### Your objective:
Copy out each line from the material where the word "Standard" is found.

### Records provided:
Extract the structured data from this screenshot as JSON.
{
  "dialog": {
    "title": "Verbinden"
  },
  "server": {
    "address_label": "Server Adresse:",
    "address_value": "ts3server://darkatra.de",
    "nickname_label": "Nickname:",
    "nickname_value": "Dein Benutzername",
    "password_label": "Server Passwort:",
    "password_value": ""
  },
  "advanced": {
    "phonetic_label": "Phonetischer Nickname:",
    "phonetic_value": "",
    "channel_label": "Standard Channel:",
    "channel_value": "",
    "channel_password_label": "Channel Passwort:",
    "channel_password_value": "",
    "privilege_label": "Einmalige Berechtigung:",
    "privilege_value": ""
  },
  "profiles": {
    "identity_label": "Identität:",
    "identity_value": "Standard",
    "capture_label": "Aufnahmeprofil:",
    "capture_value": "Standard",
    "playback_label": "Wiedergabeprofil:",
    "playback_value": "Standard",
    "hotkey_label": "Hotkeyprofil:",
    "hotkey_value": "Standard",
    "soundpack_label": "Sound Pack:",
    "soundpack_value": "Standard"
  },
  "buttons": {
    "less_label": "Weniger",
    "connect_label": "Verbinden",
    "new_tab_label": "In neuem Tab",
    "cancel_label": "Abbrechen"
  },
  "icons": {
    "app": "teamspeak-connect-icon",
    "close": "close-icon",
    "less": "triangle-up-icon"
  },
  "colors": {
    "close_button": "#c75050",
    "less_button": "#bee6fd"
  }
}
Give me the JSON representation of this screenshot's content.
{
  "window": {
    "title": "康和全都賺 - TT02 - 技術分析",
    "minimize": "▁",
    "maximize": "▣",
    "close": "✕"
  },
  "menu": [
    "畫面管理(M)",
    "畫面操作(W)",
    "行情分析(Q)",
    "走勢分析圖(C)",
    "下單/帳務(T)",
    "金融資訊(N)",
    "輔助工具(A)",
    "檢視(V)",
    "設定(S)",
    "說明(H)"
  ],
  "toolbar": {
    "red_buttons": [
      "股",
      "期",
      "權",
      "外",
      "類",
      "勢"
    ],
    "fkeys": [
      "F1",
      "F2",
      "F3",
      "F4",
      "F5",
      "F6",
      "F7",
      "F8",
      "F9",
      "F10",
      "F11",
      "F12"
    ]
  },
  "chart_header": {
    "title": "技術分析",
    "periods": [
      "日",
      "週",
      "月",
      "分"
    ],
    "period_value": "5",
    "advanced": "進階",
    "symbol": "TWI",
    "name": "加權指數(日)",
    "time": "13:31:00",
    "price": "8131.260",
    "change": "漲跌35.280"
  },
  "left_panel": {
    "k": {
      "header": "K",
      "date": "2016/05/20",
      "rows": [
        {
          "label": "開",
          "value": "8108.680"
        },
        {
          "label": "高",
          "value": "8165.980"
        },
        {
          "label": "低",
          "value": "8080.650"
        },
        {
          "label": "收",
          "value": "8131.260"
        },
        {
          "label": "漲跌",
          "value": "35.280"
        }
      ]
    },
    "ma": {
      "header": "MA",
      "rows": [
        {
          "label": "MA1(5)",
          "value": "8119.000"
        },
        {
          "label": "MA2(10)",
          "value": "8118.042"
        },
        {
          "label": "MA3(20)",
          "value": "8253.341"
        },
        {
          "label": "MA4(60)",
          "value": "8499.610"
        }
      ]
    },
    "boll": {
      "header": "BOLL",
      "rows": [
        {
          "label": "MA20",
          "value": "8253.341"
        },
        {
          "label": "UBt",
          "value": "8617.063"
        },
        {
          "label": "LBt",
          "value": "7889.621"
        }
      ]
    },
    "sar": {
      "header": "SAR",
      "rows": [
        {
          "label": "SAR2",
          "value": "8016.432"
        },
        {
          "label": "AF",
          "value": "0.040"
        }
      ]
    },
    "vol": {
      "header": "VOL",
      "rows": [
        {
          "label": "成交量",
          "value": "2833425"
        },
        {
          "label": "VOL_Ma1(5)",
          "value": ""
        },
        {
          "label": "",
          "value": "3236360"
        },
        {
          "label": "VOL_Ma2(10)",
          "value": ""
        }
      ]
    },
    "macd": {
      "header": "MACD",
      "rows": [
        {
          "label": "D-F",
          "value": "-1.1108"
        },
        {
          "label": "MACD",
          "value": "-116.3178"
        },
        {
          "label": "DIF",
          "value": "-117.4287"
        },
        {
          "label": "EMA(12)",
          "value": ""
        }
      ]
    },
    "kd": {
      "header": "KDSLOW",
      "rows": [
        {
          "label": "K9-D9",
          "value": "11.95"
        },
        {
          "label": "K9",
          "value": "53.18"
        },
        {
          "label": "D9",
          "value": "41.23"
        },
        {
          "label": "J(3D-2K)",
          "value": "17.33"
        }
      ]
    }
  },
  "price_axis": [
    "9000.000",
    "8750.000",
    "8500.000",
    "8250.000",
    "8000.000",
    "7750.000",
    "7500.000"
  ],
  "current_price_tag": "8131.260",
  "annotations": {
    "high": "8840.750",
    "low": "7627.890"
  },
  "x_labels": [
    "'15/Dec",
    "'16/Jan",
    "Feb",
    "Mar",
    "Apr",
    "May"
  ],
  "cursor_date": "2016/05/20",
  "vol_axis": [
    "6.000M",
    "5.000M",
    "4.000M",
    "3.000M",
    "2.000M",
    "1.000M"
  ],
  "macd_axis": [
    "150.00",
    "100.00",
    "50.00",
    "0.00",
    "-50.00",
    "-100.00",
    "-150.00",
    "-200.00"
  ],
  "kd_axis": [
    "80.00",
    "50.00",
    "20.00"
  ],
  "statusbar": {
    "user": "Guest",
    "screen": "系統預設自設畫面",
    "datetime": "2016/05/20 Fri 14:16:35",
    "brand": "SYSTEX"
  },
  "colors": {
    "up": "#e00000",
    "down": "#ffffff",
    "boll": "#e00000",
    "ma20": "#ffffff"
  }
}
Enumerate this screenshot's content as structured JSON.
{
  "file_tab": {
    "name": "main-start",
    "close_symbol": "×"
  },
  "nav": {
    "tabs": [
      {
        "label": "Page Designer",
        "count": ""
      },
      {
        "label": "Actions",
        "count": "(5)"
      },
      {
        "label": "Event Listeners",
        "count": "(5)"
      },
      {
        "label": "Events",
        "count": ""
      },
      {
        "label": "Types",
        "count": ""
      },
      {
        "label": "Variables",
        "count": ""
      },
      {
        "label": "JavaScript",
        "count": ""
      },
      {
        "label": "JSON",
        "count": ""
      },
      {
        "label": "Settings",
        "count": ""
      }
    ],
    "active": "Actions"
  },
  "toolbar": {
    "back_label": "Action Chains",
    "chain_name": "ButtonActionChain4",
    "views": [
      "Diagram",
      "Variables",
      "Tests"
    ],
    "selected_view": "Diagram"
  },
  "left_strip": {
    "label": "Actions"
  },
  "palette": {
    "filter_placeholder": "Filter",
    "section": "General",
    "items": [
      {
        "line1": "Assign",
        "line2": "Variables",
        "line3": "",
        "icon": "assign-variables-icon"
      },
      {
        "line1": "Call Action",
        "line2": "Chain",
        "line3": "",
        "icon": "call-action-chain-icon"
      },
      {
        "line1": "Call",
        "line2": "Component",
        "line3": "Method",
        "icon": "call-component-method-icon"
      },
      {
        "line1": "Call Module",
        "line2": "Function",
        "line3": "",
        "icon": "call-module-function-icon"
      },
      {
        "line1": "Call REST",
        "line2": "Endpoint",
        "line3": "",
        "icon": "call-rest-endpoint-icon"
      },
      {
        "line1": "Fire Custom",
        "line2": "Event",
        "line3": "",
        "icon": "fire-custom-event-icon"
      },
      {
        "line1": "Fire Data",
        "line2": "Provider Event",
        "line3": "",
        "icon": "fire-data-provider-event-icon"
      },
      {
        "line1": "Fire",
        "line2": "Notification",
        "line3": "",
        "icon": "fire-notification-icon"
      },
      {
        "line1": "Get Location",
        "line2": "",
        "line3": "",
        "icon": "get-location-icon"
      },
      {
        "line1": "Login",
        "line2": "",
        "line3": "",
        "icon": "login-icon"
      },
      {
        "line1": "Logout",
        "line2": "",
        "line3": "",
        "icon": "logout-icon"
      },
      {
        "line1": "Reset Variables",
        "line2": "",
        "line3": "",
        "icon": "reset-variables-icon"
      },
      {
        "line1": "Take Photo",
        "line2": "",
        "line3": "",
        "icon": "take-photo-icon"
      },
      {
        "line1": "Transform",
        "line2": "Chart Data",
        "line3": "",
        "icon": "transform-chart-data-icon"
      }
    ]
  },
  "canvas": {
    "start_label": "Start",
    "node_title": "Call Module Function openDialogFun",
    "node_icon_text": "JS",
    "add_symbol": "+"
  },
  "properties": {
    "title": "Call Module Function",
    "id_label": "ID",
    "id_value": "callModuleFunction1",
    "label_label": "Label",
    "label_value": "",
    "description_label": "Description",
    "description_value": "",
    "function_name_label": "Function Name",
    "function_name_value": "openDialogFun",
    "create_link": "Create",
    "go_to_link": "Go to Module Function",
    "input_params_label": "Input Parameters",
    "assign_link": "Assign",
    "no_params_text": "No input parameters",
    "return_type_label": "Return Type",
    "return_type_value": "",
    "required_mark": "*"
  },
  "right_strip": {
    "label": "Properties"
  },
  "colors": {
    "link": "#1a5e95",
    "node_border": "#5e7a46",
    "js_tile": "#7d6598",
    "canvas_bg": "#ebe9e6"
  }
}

### Solution to this task:
    "channel_label": "Standard Channel:",
    "identity_value": "Standard",
    "capture_value": "Standard",
    "playback_value": "Standard",
    "hotkey_value": "Standard",
    "soundpack_value": "Standard"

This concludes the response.